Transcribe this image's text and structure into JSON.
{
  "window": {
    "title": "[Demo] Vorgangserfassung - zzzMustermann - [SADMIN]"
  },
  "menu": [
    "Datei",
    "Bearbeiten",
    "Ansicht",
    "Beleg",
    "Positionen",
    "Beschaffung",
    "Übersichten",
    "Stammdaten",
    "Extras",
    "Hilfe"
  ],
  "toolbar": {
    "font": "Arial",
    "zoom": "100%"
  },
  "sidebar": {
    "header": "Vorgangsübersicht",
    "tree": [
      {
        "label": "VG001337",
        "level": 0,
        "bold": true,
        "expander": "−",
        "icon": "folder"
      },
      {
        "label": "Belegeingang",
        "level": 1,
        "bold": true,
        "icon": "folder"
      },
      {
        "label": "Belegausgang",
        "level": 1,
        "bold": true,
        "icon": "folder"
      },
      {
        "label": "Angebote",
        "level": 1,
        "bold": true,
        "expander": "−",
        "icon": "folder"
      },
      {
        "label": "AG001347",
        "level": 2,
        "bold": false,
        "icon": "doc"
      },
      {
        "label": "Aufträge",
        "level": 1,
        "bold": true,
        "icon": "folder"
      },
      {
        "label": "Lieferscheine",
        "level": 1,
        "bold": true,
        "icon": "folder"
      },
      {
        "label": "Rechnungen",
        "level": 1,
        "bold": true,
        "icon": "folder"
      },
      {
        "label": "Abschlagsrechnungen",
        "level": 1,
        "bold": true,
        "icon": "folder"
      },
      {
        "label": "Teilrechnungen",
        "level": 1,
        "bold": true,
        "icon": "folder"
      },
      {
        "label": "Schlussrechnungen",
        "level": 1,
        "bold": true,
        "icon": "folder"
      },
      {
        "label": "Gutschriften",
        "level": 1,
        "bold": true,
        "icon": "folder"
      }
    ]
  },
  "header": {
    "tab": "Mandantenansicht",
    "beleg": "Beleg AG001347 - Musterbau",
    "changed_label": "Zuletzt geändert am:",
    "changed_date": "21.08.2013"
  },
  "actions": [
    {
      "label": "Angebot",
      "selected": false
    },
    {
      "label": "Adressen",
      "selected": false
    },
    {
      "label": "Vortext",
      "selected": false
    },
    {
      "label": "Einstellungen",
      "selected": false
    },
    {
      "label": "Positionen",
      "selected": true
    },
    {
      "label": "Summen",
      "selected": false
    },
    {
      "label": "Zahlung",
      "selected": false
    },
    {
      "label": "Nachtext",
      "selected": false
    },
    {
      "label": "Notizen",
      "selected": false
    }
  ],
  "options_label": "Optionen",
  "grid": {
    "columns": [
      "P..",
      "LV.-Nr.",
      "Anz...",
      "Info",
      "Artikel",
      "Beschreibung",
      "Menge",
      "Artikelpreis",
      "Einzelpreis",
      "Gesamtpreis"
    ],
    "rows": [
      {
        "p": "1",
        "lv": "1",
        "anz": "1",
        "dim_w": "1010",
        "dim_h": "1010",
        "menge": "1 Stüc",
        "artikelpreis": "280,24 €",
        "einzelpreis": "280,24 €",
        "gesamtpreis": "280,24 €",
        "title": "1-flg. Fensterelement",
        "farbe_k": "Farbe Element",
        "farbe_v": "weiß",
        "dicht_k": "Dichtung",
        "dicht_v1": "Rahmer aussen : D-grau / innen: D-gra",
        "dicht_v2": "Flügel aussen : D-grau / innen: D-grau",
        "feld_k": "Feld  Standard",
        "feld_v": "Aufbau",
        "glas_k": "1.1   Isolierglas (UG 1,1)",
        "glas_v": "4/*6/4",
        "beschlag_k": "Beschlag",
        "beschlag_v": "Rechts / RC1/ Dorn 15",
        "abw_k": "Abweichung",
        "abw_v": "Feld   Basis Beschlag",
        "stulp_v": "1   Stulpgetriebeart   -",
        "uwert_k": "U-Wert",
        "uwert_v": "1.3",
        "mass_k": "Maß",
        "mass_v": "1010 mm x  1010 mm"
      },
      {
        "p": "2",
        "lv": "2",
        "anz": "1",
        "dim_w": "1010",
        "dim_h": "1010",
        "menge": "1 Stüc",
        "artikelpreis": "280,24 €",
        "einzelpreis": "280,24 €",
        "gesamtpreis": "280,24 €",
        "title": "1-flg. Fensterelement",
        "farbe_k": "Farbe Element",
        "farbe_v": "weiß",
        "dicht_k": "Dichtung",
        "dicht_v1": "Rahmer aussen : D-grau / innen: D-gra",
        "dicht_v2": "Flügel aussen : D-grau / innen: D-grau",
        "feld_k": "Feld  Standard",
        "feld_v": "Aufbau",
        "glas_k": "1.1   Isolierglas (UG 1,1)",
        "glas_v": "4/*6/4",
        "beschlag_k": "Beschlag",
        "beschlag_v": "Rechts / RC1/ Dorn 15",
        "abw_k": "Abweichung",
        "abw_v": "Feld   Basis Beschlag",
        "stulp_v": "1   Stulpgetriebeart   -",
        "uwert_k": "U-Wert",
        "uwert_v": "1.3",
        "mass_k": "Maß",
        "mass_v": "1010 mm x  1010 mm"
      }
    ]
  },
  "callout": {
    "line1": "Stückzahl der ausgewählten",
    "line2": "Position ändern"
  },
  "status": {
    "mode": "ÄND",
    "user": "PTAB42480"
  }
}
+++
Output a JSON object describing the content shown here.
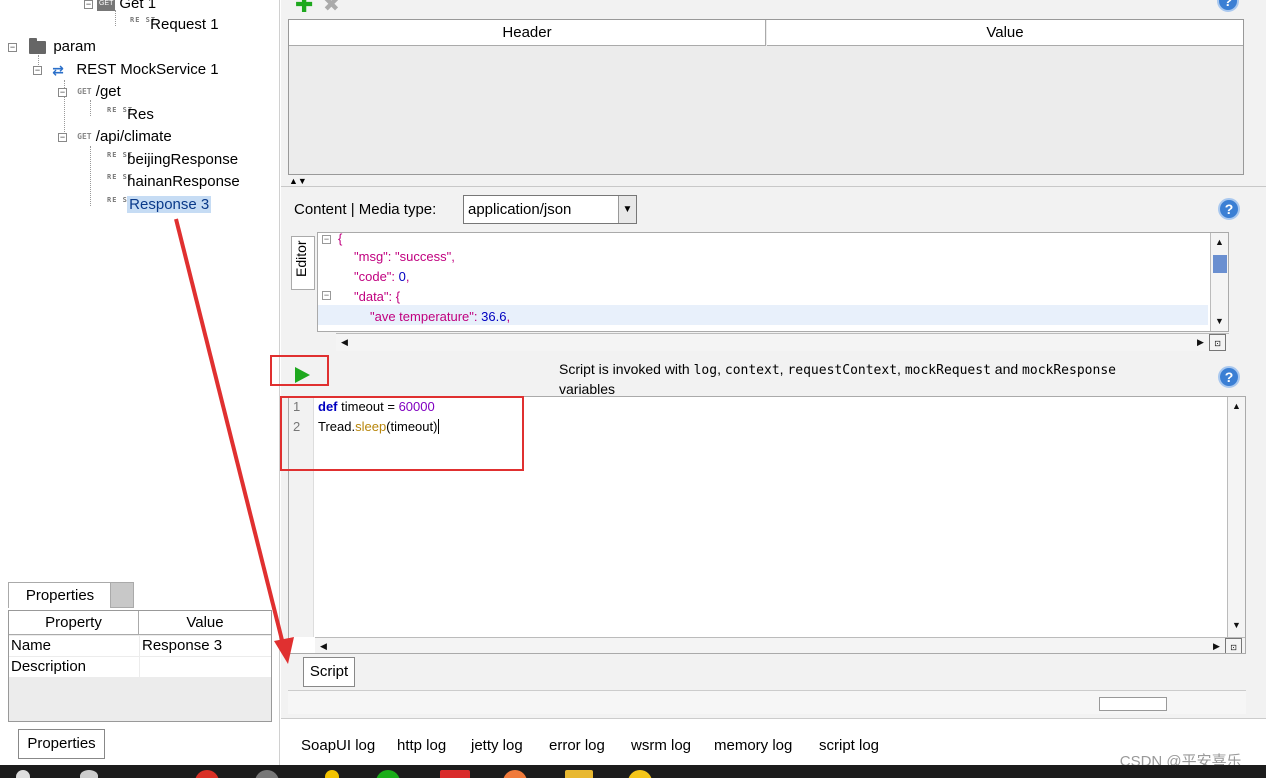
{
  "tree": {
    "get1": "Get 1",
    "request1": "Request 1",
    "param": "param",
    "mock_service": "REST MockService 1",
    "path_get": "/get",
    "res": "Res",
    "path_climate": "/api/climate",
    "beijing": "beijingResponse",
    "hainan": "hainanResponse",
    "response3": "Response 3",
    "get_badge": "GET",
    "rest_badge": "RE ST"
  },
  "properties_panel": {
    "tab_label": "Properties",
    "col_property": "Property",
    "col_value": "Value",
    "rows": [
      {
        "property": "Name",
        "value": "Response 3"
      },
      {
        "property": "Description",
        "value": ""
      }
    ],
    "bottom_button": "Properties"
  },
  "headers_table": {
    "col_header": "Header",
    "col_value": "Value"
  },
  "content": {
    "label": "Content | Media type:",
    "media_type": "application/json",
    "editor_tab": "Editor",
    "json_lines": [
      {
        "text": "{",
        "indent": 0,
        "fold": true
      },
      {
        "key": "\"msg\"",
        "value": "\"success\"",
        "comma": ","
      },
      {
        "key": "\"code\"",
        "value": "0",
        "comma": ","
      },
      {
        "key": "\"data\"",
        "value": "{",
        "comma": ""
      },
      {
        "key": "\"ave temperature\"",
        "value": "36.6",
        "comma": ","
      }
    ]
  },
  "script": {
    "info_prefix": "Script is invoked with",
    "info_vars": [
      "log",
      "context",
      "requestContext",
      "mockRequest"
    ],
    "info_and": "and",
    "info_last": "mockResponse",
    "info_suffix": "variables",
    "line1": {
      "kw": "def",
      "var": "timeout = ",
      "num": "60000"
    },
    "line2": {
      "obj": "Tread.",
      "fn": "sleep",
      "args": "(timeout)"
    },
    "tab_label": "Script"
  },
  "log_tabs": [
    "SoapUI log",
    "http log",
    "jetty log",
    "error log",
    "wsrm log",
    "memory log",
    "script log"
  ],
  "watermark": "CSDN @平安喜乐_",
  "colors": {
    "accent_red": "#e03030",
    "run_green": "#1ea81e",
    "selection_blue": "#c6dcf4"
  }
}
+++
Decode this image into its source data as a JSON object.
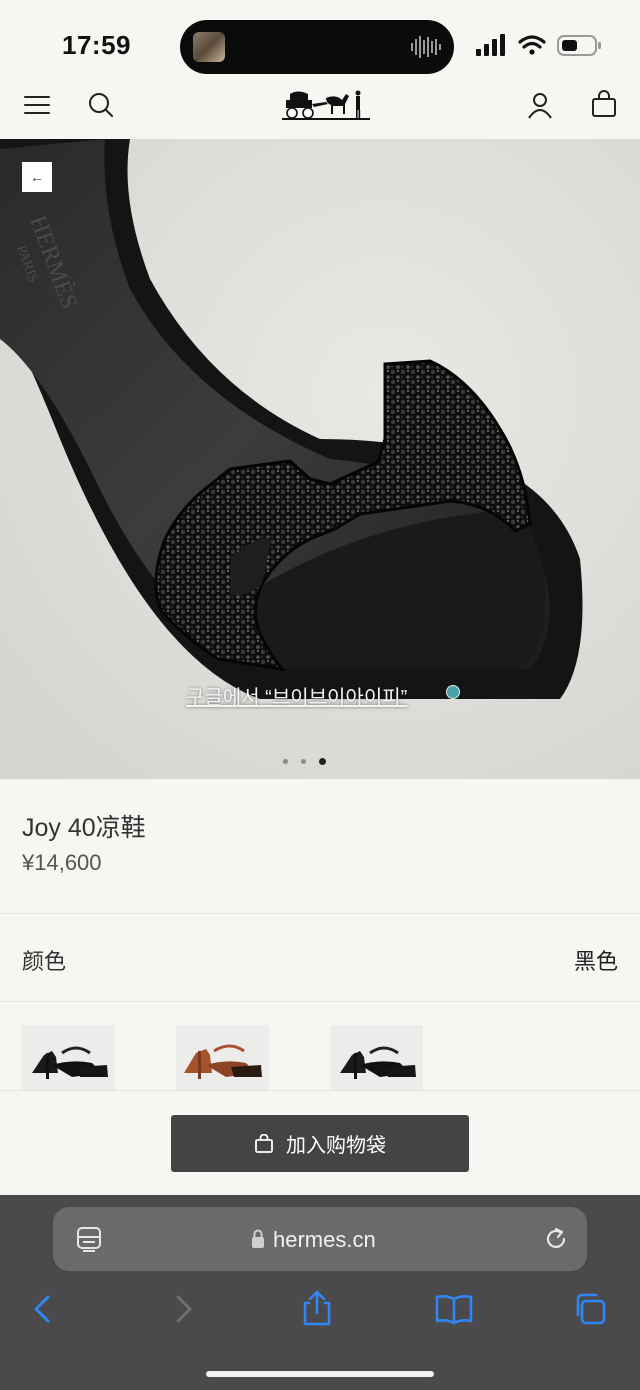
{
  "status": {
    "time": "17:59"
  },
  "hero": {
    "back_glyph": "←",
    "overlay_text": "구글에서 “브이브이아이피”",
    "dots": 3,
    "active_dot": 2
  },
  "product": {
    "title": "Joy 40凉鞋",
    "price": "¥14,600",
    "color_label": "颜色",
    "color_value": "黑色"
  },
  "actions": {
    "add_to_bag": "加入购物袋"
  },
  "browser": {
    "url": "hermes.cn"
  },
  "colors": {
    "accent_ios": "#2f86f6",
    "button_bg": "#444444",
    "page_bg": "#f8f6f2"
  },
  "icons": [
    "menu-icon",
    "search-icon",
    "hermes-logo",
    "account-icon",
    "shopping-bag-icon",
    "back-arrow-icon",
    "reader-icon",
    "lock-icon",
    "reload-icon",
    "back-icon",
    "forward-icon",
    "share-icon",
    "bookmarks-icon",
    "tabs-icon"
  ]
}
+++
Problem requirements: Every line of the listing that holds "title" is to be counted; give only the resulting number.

Expected answer: 4